# Exercise objective
Filter out every line below that lacks "Shibuya", and copy the rest.

# Data about app and page elements
━━━━

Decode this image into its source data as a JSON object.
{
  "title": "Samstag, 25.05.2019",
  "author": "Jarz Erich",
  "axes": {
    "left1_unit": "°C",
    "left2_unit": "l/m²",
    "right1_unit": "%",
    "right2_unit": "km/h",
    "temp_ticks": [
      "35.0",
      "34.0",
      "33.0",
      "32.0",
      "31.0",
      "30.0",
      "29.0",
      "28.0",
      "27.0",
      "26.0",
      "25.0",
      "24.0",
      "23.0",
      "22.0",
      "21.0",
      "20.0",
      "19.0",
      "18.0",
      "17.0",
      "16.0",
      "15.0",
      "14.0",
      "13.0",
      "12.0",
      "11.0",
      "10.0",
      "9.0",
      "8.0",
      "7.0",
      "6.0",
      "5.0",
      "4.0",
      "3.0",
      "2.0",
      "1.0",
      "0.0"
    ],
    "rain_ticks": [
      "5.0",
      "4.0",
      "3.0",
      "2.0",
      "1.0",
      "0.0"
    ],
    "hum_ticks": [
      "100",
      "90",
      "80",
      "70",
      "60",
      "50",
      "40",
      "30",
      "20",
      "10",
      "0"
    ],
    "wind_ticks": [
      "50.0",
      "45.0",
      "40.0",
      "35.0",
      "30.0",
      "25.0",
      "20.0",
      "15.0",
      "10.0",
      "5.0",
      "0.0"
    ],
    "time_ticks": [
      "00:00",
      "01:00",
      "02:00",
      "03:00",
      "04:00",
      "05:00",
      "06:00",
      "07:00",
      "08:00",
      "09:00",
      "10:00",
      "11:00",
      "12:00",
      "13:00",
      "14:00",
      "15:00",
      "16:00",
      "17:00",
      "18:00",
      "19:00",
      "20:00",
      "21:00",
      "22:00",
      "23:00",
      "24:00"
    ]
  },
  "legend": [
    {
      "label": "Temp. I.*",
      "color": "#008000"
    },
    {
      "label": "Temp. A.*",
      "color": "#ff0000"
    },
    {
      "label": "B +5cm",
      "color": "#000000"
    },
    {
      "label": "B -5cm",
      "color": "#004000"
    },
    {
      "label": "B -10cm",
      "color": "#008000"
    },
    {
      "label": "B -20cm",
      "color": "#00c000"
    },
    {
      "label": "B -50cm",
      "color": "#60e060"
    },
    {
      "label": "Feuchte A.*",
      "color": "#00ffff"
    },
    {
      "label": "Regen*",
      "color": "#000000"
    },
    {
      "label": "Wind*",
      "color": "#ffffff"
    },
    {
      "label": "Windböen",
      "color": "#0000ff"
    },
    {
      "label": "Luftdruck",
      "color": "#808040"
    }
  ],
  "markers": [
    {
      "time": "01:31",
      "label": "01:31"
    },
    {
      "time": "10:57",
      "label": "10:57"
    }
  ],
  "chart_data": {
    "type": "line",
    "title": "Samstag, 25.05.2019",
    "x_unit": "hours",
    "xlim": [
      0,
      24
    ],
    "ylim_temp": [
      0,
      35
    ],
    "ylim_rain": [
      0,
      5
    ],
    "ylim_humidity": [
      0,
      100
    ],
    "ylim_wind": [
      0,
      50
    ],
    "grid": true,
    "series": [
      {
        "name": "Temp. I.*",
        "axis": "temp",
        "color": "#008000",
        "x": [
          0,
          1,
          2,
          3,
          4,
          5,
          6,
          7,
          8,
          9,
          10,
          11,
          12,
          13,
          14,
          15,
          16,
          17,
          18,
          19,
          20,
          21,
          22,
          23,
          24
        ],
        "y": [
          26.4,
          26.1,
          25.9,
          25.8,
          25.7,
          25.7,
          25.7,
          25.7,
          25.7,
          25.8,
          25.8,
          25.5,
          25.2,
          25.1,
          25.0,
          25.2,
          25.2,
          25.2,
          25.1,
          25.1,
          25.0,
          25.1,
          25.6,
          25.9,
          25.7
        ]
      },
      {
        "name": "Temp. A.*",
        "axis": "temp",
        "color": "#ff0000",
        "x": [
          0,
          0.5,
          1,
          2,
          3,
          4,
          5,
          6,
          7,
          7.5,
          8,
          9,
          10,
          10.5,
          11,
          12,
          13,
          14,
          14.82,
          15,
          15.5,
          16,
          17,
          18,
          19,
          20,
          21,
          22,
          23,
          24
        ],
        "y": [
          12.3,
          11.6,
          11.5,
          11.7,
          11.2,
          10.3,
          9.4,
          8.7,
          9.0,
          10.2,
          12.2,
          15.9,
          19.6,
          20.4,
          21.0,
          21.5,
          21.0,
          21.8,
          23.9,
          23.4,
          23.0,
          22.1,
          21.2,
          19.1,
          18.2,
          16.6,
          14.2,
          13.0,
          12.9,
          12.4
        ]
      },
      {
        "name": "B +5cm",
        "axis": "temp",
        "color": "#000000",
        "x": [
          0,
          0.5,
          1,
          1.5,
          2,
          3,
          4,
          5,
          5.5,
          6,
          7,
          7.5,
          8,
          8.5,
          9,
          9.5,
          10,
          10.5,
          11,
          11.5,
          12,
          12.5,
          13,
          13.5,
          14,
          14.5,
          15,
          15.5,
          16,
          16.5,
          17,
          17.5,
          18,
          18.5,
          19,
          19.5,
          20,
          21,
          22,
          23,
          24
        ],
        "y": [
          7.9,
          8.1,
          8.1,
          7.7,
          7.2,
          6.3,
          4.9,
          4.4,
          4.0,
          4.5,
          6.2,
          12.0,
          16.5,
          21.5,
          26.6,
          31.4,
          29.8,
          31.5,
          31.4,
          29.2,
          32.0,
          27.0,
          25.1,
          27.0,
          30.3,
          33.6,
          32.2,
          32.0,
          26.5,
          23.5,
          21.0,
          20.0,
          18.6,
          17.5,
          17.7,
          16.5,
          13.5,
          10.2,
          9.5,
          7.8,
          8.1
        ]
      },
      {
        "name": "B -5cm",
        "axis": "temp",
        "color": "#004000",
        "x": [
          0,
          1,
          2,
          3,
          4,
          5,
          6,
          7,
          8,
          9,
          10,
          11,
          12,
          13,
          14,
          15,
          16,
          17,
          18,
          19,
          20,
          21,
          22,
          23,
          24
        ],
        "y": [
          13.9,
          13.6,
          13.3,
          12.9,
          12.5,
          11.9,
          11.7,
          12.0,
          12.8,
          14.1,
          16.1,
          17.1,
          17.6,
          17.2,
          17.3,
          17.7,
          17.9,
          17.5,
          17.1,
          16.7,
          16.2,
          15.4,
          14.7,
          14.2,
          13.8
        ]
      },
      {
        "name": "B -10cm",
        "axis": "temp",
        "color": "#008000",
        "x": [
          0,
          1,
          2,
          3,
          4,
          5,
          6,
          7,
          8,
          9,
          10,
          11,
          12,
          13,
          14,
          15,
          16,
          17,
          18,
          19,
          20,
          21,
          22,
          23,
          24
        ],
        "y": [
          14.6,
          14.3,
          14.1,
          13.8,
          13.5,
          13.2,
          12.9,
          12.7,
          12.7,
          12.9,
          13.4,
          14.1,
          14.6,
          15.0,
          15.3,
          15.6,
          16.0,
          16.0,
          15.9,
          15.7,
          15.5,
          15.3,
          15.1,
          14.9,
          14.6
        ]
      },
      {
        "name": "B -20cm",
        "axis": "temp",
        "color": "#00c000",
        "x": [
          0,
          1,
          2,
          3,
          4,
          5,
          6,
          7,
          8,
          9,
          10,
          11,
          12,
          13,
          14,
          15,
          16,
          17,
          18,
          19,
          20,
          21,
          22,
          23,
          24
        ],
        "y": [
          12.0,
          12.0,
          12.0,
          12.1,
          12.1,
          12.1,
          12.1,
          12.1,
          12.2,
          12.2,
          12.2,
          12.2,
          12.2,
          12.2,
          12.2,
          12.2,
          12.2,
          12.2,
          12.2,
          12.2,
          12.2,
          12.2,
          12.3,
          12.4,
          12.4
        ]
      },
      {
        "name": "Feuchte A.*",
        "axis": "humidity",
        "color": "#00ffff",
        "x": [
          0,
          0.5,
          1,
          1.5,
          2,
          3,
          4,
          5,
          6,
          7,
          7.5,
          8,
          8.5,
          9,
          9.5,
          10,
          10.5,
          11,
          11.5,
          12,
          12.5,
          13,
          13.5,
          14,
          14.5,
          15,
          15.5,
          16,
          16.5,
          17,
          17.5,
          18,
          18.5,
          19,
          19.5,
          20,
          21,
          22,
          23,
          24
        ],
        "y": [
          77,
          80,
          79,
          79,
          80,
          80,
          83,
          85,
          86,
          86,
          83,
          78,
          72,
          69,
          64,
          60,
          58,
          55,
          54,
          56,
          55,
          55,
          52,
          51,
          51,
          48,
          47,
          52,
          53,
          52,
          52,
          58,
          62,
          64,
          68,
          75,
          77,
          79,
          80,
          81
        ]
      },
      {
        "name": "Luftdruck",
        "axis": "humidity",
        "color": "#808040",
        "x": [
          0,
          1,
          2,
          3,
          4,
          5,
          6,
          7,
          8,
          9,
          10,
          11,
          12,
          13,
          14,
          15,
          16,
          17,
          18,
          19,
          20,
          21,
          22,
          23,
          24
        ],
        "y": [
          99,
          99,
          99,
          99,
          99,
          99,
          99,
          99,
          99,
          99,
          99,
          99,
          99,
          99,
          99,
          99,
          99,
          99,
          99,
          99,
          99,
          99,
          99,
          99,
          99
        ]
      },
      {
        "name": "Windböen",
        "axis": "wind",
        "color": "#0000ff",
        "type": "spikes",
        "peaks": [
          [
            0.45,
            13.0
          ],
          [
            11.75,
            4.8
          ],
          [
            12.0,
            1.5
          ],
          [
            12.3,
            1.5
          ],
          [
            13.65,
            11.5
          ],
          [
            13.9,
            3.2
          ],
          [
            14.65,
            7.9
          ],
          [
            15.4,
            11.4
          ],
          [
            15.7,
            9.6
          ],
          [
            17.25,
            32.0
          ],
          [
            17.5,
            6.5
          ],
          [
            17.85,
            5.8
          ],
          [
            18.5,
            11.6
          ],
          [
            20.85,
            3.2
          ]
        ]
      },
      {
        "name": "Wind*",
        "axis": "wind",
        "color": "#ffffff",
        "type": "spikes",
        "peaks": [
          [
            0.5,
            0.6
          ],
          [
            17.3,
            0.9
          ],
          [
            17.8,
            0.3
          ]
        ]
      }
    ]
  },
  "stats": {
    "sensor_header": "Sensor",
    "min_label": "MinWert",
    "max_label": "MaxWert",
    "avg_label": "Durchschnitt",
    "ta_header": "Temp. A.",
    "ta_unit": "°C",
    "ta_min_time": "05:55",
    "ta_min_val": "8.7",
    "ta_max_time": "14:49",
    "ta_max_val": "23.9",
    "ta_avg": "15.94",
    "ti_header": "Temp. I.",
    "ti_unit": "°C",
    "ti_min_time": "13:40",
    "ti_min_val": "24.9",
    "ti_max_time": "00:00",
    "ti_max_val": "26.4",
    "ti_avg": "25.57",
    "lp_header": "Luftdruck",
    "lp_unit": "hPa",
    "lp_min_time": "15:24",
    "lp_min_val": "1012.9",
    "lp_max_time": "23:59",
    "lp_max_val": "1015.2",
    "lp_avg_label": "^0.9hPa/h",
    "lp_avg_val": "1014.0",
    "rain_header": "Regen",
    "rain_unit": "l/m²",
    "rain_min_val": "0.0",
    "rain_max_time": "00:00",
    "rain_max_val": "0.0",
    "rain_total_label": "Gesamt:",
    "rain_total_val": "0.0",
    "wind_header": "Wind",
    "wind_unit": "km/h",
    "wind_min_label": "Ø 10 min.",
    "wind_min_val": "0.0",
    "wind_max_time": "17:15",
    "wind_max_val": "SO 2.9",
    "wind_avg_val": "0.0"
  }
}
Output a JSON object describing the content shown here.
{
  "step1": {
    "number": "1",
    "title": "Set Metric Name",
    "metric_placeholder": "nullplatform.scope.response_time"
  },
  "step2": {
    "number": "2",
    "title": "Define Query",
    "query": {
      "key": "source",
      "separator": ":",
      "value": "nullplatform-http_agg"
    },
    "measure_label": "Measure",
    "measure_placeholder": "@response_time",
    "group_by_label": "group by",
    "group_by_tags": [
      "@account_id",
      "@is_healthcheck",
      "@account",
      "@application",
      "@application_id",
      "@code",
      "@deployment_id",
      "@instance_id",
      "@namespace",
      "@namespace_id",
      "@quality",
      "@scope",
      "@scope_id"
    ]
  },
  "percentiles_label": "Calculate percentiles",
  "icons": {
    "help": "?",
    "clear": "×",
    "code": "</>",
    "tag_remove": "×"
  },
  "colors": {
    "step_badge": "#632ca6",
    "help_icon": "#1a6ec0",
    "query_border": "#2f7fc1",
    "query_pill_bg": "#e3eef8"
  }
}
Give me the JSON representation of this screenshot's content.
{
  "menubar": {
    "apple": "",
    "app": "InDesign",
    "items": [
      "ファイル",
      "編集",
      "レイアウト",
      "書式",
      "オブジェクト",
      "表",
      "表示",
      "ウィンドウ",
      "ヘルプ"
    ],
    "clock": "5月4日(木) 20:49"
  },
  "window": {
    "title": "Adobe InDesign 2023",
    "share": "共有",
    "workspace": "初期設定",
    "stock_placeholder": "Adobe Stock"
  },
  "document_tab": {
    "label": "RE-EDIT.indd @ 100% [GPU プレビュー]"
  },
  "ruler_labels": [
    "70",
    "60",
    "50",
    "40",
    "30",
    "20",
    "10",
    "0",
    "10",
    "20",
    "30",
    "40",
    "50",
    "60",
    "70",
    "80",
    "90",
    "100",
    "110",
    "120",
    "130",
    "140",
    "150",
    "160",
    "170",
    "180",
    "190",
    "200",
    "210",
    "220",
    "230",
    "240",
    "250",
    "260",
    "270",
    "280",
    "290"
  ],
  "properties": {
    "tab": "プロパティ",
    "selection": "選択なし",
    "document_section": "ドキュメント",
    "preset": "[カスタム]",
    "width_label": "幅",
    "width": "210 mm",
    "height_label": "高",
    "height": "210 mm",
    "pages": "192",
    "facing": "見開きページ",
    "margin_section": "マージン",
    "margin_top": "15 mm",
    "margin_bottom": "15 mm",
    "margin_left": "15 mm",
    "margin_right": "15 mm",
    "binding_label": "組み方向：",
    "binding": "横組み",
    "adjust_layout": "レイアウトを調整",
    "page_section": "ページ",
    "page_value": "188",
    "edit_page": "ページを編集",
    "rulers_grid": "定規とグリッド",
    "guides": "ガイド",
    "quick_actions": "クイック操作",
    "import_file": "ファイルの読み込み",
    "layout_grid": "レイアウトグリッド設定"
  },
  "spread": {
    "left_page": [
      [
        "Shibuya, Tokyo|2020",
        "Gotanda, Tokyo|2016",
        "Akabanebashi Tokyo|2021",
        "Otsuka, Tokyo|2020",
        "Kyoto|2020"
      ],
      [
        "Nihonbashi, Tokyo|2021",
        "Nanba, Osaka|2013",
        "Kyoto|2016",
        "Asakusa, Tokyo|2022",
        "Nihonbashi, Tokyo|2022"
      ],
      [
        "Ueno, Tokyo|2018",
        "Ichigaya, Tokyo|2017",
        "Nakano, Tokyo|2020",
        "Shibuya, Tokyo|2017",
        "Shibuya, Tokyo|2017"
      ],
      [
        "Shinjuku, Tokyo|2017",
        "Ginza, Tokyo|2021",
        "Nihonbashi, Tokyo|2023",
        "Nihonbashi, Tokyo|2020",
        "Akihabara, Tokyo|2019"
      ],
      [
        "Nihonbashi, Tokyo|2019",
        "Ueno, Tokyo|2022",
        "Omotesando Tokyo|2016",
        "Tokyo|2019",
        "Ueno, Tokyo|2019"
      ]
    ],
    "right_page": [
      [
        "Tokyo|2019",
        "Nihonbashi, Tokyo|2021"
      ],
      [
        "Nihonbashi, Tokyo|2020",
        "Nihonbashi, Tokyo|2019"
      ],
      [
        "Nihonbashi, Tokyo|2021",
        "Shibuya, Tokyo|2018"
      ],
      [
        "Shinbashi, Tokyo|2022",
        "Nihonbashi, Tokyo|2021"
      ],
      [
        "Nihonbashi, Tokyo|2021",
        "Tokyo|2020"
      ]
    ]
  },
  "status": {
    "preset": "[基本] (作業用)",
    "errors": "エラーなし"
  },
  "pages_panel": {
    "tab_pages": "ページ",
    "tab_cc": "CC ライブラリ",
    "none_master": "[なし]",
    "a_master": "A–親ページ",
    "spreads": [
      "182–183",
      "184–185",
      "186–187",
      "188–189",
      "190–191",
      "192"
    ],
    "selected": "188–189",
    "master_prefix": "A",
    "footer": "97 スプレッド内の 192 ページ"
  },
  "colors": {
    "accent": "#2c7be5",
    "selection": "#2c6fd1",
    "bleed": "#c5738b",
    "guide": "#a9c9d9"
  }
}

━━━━

# Exercise result
        "Shibuya, Tokyo|2020",
        "Shibuya, Tokyo|2017",
        "Shibuya, Tokyo|2017"
        "Shibuya, Tokyo|2018"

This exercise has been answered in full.